§ STORED DATA
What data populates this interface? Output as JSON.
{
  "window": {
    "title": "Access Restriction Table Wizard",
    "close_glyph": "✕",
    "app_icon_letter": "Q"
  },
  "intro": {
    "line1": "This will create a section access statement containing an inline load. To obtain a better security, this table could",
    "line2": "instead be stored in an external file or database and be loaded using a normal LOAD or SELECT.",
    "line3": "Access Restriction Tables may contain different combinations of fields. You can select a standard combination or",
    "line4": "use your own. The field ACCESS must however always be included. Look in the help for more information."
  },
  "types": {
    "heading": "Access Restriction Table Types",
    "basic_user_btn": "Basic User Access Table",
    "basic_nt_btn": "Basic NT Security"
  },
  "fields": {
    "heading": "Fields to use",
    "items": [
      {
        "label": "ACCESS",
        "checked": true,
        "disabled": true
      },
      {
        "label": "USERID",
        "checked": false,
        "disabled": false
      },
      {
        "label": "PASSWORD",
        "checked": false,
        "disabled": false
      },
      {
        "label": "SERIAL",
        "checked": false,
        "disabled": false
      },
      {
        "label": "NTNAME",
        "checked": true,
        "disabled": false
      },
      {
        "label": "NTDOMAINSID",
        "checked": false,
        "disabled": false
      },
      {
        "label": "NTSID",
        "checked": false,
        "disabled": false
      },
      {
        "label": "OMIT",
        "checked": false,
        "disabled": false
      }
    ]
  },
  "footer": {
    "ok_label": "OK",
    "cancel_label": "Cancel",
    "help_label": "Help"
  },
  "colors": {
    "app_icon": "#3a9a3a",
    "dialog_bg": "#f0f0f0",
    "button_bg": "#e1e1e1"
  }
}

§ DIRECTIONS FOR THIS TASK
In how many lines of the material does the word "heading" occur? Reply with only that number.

§ ANSWER BOX
2